When "label" occurs in a line of the material, copy that line.

+ + + +

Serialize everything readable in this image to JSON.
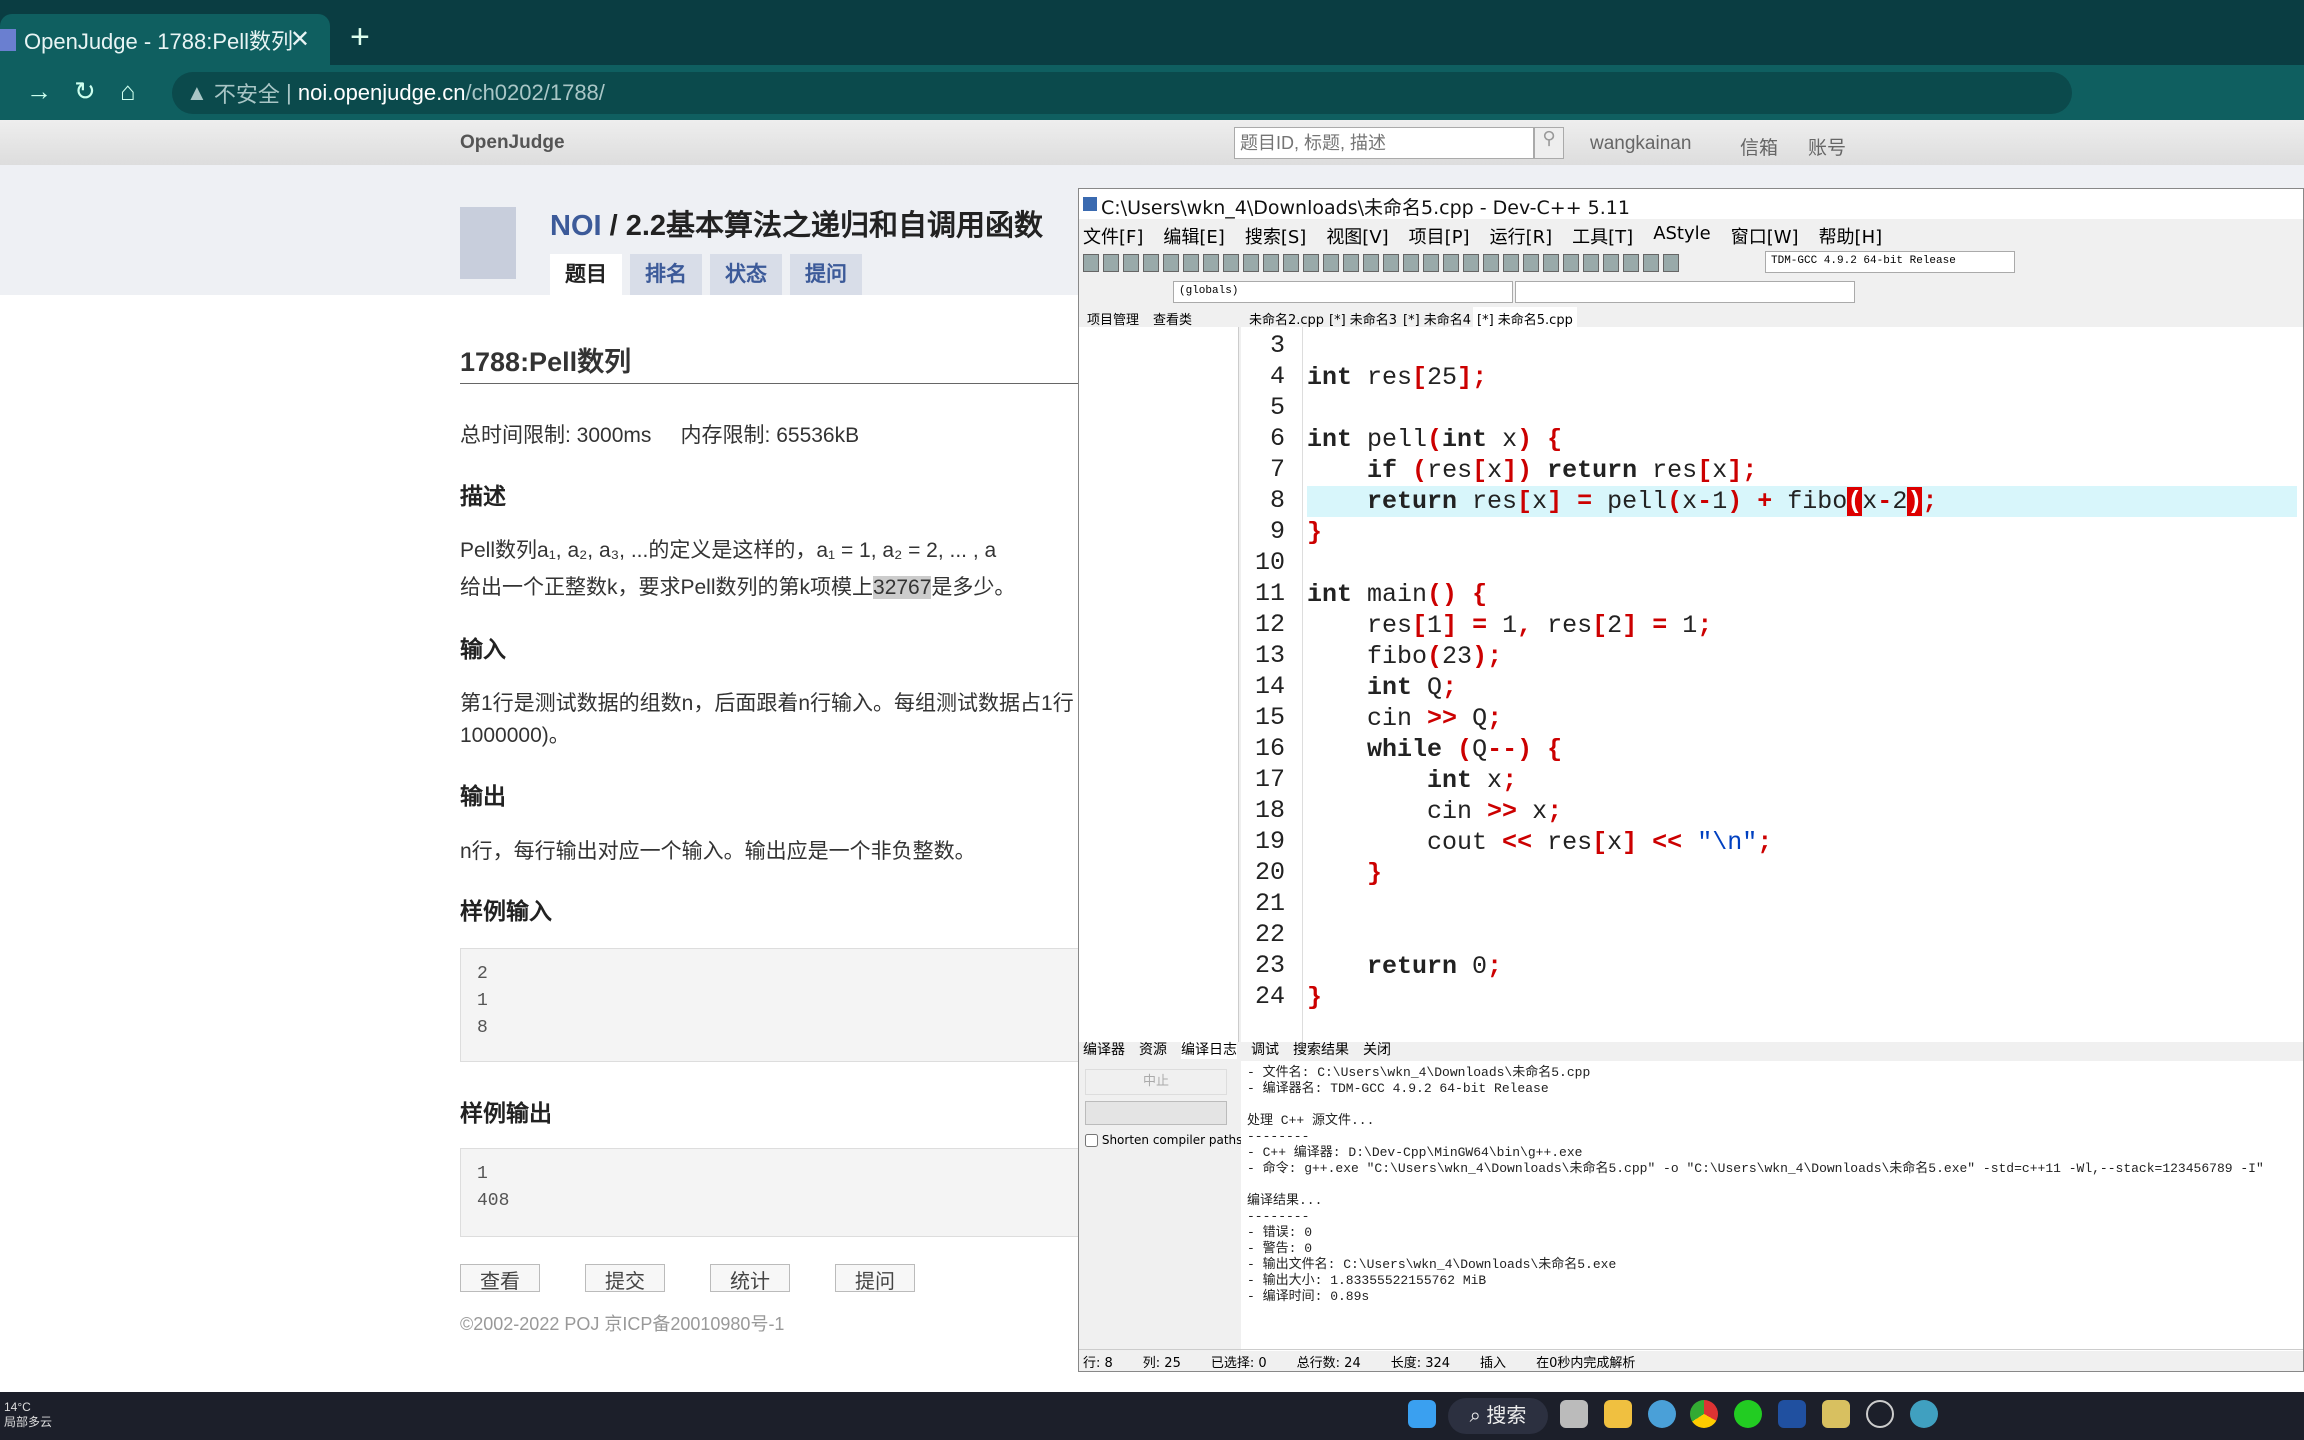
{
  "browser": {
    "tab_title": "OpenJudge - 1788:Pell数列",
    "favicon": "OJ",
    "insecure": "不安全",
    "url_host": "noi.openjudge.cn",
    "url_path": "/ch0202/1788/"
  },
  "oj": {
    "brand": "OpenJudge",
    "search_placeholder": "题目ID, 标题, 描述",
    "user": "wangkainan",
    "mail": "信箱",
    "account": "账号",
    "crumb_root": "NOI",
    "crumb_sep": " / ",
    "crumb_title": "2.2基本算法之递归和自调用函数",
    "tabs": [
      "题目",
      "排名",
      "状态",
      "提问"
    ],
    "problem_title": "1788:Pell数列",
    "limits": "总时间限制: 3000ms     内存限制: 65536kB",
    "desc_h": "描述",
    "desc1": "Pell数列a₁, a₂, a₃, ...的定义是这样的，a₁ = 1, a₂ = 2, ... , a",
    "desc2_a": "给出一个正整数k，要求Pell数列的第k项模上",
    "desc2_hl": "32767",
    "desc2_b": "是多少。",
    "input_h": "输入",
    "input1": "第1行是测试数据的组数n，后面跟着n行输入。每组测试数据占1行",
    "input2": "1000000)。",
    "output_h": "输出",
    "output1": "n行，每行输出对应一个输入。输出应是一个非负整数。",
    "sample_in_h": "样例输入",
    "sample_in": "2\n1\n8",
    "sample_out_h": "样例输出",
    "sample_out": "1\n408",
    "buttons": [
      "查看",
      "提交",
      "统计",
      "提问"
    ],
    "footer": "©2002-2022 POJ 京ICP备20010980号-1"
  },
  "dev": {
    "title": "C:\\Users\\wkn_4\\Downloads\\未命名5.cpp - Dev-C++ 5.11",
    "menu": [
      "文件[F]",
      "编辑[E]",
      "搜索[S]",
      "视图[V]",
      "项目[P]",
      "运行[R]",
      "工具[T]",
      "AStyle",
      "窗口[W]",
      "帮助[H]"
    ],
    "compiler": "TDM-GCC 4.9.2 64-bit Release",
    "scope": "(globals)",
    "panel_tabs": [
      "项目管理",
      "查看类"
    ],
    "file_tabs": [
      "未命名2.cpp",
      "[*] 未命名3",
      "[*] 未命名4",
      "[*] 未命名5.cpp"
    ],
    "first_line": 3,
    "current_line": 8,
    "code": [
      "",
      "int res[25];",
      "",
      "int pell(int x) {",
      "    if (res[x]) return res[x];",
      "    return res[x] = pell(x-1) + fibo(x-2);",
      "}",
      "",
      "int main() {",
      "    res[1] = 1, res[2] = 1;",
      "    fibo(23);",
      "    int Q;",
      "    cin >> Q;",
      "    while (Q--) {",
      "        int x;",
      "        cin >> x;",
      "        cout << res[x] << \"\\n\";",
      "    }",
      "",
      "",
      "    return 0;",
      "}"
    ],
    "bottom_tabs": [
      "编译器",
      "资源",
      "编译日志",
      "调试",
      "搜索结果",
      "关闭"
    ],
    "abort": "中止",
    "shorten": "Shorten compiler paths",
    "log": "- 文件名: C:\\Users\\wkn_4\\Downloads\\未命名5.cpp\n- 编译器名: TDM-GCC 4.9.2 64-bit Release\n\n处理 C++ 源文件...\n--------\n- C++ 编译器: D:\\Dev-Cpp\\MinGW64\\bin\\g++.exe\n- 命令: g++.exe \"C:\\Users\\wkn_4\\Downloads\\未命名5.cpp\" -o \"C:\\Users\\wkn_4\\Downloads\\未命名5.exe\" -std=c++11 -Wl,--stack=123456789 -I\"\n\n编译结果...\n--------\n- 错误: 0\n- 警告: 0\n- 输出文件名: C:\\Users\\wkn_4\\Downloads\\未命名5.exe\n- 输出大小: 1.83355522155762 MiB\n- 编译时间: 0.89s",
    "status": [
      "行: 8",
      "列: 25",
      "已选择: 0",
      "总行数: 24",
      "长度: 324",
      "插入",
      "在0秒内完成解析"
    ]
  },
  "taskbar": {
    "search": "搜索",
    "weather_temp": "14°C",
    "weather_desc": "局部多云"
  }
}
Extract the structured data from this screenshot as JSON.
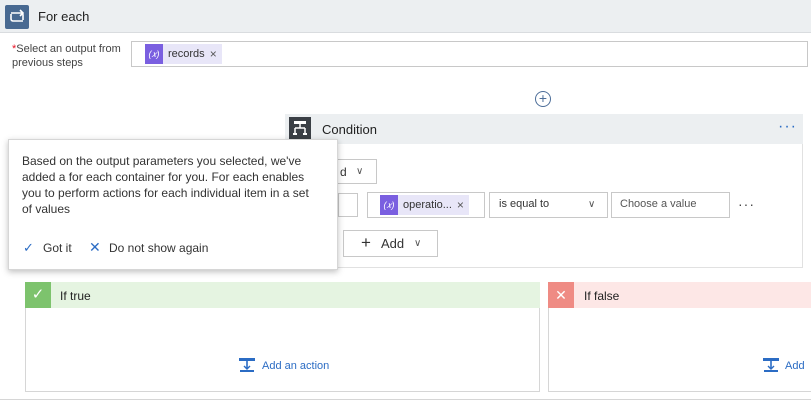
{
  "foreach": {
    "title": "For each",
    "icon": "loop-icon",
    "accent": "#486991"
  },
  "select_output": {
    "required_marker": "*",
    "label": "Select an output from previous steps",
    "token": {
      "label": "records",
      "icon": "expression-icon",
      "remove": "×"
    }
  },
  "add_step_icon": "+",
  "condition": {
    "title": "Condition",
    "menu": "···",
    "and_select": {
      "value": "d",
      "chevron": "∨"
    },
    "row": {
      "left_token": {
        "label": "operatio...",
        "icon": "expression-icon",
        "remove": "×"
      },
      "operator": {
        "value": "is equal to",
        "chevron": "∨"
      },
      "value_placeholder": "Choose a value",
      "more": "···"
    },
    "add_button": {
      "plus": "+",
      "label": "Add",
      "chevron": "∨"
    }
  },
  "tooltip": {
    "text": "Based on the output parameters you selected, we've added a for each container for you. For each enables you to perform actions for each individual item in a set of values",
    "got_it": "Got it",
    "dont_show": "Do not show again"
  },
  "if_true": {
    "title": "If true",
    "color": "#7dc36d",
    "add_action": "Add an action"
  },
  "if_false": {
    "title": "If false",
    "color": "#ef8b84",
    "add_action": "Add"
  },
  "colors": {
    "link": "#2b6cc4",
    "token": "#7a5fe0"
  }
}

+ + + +

Worked solution
    "label": "Select an output from previous steps",
      "label": "records",
        "label": "operatio...",
      "label": "Add",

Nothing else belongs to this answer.